— DATA PROVIDED —

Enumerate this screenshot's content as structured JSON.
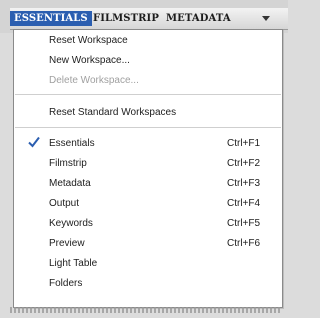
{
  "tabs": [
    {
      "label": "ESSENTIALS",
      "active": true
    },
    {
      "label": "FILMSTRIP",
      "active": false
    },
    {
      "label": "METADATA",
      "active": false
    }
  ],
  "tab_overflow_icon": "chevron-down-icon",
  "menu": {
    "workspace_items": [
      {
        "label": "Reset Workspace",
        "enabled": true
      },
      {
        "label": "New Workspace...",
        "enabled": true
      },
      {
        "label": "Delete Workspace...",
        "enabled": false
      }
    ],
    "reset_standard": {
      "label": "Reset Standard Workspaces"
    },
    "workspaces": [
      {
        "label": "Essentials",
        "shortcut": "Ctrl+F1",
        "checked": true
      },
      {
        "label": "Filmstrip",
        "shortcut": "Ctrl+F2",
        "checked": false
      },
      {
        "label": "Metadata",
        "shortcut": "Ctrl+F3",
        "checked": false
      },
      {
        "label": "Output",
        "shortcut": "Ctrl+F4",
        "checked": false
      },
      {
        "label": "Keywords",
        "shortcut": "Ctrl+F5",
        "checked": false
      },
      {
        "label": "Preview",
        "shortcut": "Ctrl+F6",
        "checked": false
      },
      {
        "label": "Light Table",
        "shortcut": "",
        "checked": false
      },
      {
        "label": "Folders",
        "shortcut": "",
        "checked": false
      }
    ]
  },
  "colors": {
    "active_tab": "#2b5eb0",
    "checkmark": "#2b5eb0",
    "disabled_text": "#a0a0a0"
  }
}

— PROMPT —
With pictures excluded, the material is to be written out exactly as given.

— WRITTEN REPLY —
Enumerate this screenshot's content as structured JSON.
{
  "tabs": [
    {
      "label": "ESSENTIALS",
      "active": true
    },
    {
      "label": "FILMSTRIP",
      "active": false
    },
    {
      "label": "METADATA",
      "active": false
    }
  ],
  "tab_overflow_icon": "chevron-down-icon",
  "menu": {
    "workspace_items": [
      {
        "label": "Reset Workspace",
        "enabled": true
      },
      {
        "label": "New Workspace...",
        "enabled": true
      },
      {
        "label": "Delete Workspace...",
        "enabled": false
      }
    ],
    "reset_standard": {
      "label": "Reset Standard Workspaces"
    },
    "workspaces": [
      {
        "label": "Essentials",
        "shortcut": "Ctrl+F1",
        "checked": true
      },
      {
        "label": "Filmstrip",
        "shortcut": "Ctrl+F2",
        "checked": false
      },
      {
        "label": "Metadata",
        "shortcut": "Ctrl+F3",
        "checked": false
      },
      {
        "label": "Output",
        "shortcut": "Ctrl+F4",
        "checked": false
      },
      {
        "label": "Keywords",
        "shortcut": "Ctrl+F5",
        "checked": false
      },
      {
        "label": "Preview",
        "shortcut": "Ctrl+F6",
        "checked": false
      },
      {
        "label": "Light Table",
        "shortcut": "",
        "checked": false
      },
      {
        "label": "Folders",
        "shortcut": "",
        "checked": false
      }
    ]
  },
  "colors": {
    "active_tab": "#2b5eb0",
    "checkmark": "#2b5eb0",
    "disabled_text": "#a0a0a0"
  }
}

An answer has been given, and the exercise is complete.